The Board of Trade goes on to say:
Toronto’s long commute times are particularly troubling in light of the fact that these results are averaged on the basis of all modes of travel, not just automobile trips. In the Toronto CMA, only 29 per cent of commuters leave their cars at home, well behind all European metro regions. Just under 74 per cent of Parisians, for instance, commute by transit, walking or cycling (in first-place Hong Kong, the comparable figure is just under 90 per cent).
Toronto’s commuting problems give rise to serious congestion issues, as noted by a landmark study recently prepared by the OECD. In the 2010 “Territorial Review of Toronto, Canada,” the OECD notes: “High car-usage rates have led to traffic congestion, with annual costs for commuters in 2006 estimated at around $2.74 billion (US$) per year and the annual economic costs at $2.24 billion (US$) for the Greater Toronto and Hamilton Area.”
Note the high non-auto modal splits in cities that are often cited as models. These are not cities full of expressways, and they have land use patterns vastly different from the GTA.
Toronto’s high value is a direct result of development policies that encouraged sprawl by widespread highway construction. In the short-to-medium term, road capacity grew faster than demand, and all was well. However, the GTA now has far more residents, and its jobs are spread over a wide region. This is not the sort of thing we can fix overnight with a few subway lines or busways.
Metrolinx’ The Big Move was supposed to address this problem, but even they, with extremely optimistic ridership projections for a transit network, could only divert about half of the projected growth in travel by 2031 from roads to transit. The lion’s share of this diversion is for trips bound to major centres within the 416, and commuters between the outer GTA municipalities will not benefit nearly as much from the new network as those travelling to and from inner areas. This is not a recipe to instill a love of new car/road-oriented revenue tools in the 905.
Forbes ranks the 10 best and 10 worst cities for commuting, and their results are vastly different from the Board of Trade rankings.
For the worst cities, Forbes lists San Francisco, Los Angeles and Dallas in spots 10, 9 and 5 respectively. These are in positions 7, 6 and 2 (out of 19) in the Board of Trade list. Dallas is second only to Barcelona, according to the Board of Trade’s numbers.
For the best cities, the top of Forbes list, pride of place, the gold star goes to Buffalo.
Of cities with over 500,000 commuters, fewer people spend an hour or more getting to work in Buffalo than anywhere else in the country.
I am sure we all want to move to Buffalo.
My point here is that it’s easy to concoct a metric, but you need to understand how it is constructed, what it actually measures, and whether the numbers coming out of the machinery are directly comparable.

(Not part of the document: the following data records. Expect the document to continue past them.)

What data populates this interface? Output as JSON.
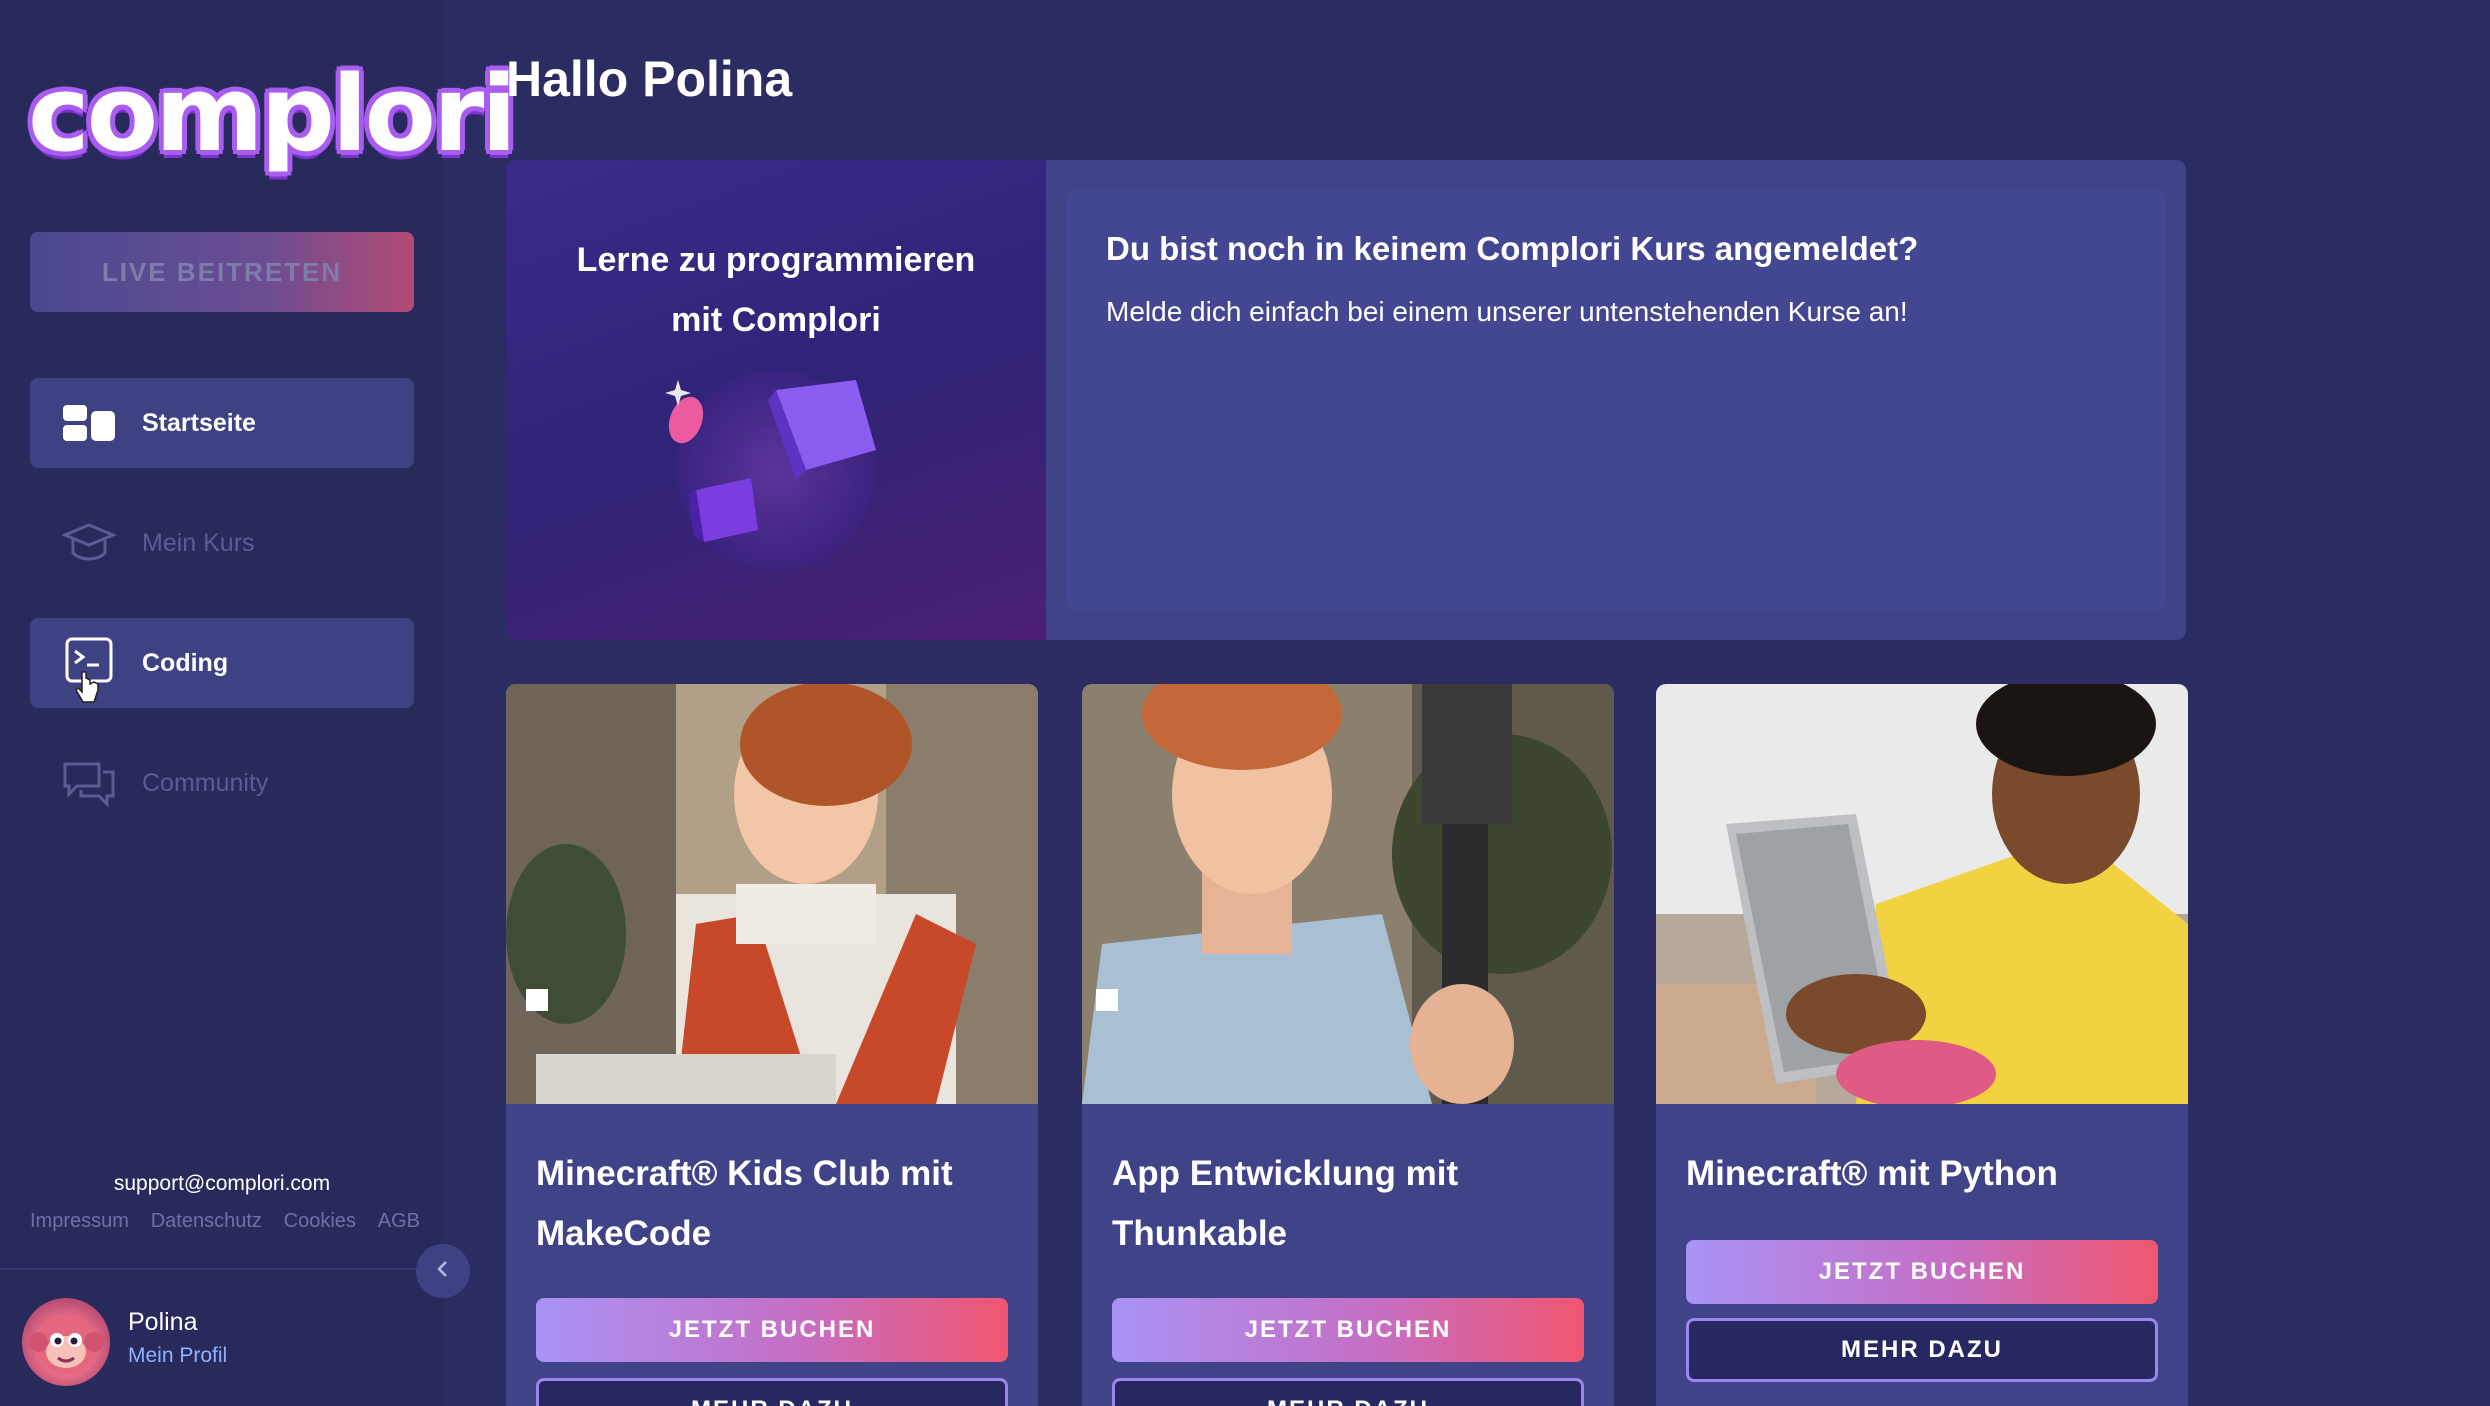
{
  "app": {
    "logo_text": "complori",
    "brand_colors": {
      "primary": "#a85cf0",
      "accent_red": "#f0566f",
      "background": "#2b2d62"
    }
  },
  "sidebar": {
    "live_button_label": "LIVE BEITRETEN",
    "items": [
      {
        "label": "Startseite",
        "icon": "dashboard-icon",
        "state": "active"
      },
      {
        "label": "Mein Kurs",
        "icon": "graduation-cap-icon",
        "state": "disabled"
      },
      {
        "label": "Coding",
        "icon": "terminal-icon",
        "state": "active"
      },
      {
        "label": "Community",
        "icon": "chat-bubbles-icon",
        "state": "disabled"
      }
    ],
    "support_email": "support@complori.com",
    "footer_links": [
      "Impressum",
      "Datenschutz",
      "Cookies",
      "AGB"
    ],
    "collapse_icon": "chevron-left-icon",
    "profile": {
      "name": "Polina",
      "link_label": "Mein Profil",
      "avatar_icon": "monkey-avatar"
    }
  },
  "main": {
    "greeting": "Hallo Polina",
    "hero": {
      "left_title_line1": "Lerne zu programmieren",
      "left_title_line2": "mit Complori",
      "heading": "Du bist noch in keinem Complori Kurs angemeldet?",
      "subtext": "Melde dich einfach bei einem unserer untenstehenden Kurse an!"
    },
    "courses": [
      {
        "title_line1": "Minecraft® Kids Club mit",
        "title_line2": "MakeCode",
        "book_label": "JETZT BUCHEN",
        "more_label": "MEHR DAZU"
      },
      {
        "title_line1": "App Entwicklung mit",
        "title_line2": "Thunkable",
        "book_label": "JETZT BUCHEN",
        "more_label": "MEHR DAZU"
      },
      {
        "title_line1": "Minecraft® mit Python",
        "title_line2": "",
        "book_label": "JETZT BUCHEN",
        "more_label": "MEHR DAZU"
      }
    ]
  }
}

Without question, the GTA has a lot of very long commutes thanks to the way it developed. This is not a Toronto problem, it is a GTA problem. It is the result of decades of paying lip service to planning principles and the need for a good transit system to keep pace with, no, to lead development and shape it around transit rather than auto travel.
Greater Toronto is not a “transit city” and will have to work very hard to earn such a title. Meanwhile, reports about congestion must try to understand causes, not just raw numbers. Politicians who quail at the thought of multi-billion dollar programs, who defer rather than lead, ignore what is happening around them. We talk about concentrating development, of limiting growth into virgin territory, but we don’t want to spend what is necessary to focus that growth with good public transit.

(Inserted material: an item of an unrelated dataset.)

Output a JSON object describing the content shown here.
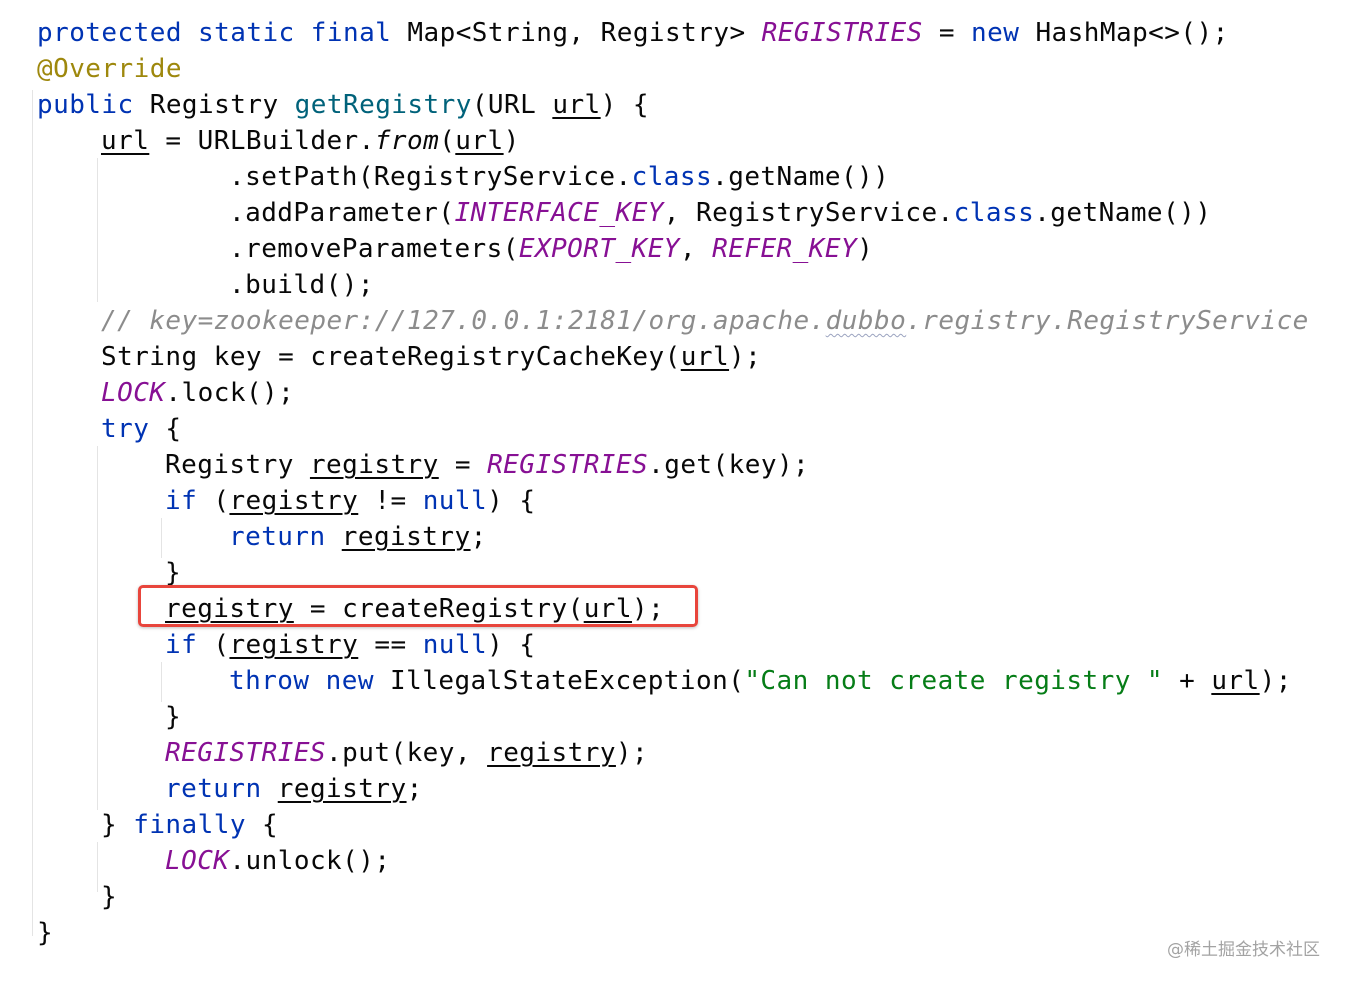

That’s the message the Board of Trade should have shouted to the media, but it’s not the message anyone, at least the crew at Queen’s Park, wants to hear.